The City of Delta is proposing a safer downtown and promising it won't take a tax increase to make it happen. They plan to do this with an alternate route to divert the heavy volume of truck traffic away from town.
A study done in 2008 showed that an average of 21,000 vehicles passed through the town of Delta every day, with just under 12,000 of them being semi trucks. That's why the city is looking to provide a four lane alternate route for these trucks. "Trucks that are coming back and forth that have no intention of stopping," says Assistant City Manager Steve Glammeyer.
The City says rerouting these trucks will have little impact on the local businesses, and that was a big factor. The City of Delta lives off sales tax so it's critical they get behind it," says Glammeyer.
Officials say that reducing truck traffic through Main Street would improve parking safety, make downtown more customer friendly, and reduce noise and dust. "Comments about how scary it was to park downtown, fear of opening their doors, mirrors getting ripped off," says Linda Sanchez, executive director of the Delta Chamber of Commerce.
An added bonus to the plan is that the project could be funded without raising taxes. The City already has a one cent sales in place to help fund projects like this, they just need the okay from voters. "People are going to pay the tax before November 3 and after November 3, they're not going to pay anymore," says Glammeyer.
On top of the reduction in traffic to the downtown area, the new overpass will provide a secondary route around railroad delays. "When there's a train, there is no emergence service to north Delta for up to 30 minutes," says Glammeyer. The overpass will improve access for fire, ambulance and police to north Delta which is home to one third of the city's population.
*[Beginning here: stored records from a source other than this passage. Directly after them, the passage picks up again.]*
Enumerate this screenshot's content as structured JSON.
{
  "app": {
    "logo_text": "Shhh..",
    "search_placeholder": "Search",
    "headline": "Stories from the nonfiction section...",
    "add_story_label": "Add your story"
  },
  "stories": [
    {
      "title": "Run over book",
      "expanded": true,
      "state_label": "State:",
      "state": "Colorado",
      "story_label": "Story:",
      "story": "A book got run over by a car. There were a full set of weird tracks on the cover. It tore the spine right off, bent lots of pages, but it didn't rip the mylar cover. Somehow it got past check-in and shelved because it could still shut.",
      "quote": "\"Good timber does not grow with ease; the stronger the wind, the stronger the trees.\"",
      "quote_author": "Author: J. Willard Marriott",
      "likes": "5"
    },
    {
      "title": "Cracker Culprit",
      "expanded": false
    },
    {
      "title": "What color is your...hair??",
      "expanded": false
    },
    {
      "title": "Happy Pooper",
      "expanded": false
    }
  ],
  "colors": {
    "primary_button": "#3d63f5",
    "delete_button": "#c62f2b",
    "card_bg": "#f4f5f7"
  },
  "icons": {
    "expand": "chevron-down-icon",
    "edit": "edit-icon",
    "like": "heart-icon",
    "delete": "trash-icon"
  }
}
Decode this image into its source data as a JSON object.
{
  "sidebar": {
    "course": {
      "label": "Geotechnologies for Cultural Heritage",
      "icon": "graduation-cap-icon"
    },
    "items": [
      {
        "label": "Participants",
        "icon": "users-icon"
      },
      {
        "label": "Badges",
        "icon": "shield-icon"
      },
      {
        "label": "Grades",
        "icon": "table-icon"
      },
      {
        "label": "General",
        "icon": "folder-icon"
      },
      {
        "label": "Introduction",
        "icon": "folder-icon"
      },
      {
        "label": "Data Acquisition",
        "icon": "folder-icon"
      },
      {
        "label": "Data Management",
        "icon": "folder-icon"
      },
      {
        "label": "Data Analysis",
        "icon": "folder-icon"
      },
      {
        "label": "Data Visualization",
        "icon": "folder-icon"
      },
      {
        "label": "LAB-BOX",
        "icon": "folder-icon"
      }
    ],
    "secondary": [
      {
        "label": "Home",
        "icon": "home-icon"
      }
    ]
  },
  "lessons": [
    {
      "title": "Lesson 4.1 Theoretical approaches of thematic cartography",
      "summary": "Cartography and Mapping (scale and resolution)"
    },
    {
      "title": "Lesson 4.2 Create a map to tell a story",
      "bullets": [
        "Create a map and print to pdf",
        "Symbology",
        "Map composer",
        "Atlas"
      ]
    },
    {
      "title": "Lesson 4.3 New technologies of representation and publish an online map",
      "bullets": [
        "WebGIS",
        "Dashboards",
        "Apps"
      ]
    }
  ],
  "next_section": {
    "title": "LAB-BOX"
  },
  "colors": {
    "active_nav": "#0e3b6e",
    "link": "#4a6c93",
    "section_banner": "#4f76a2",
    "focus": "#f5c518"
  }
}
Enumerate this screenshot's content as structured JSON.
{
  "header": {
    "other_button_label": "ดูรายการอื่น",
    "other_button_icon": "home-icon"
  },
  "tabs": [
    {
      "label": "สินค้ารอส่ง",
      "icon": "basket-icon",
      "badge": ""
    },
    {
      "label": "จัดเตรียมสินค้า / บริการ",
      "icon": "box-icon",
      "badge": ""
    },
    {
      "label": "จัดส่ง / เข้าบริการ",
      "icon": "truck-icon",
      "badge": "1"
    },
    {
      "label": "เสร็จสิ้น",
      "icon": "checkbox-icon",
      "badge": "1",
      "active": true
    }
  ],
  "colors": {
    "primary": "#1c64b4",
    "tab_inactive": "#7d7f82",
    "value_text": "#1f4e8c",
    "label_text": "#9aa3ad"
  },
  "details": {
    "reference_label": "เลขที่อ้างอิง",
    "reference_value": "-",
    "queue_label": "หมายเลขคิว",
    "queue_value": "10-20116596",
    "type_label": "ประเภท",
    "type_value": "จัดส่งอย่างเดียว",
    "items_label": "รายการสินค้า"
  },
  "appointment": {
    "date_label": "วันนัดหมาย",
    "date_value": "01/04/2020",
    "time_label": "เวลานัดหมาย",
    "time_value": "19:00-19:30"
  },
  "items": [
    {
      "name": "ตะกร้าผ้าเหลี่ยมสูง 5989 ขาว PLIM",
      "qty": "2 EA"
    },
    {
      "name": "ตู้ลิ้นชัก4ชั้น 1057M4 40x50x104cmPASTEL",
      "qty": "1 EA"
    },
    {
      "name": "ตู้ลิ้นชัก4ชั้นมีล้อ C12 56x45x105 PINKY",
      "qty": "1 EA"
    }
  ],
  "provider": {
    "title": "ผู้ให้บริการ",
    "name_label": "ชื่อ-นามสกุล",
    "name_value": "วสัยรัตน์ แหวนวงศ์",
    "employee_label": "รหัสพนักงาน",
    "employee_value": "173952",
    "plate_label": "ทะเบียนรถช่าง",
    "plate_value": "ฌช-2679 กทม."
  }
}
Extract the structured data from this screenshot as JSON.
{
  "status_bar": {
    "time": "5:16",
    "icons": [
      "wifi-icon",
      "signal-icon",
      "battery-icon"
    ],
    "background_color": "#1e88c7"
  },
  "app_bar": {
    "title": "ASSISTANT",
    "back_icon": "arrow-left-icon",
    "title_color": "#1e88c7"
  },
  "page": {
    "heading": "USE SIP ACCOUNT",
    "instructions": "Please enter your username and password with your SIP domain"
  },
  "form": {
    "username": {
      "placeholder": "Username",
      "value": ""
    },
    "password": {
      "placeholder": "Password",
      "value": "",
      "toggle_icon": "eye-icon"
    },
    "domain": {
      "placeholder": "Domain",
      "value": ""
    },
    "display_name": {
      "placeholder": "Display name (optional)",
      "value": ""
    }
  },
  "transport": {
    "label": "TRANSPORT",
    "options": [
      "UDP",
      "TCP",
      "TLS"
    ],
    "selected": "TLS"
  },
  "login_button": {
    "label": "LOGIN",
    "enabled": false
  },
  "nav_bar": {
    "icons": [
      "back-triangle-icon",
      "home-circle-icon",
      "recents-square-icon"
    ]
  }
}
Officials and residence hope that with the new bypass in place the small town feel will return. "We're hoping to bring back the charm," says Sanchez. If the vote goes through this November 3, the plans will be finalized by this April. Construction could begin as early as next year and will take two years to complete. Click on the link below for a virtual tour of the new proposed alternate route.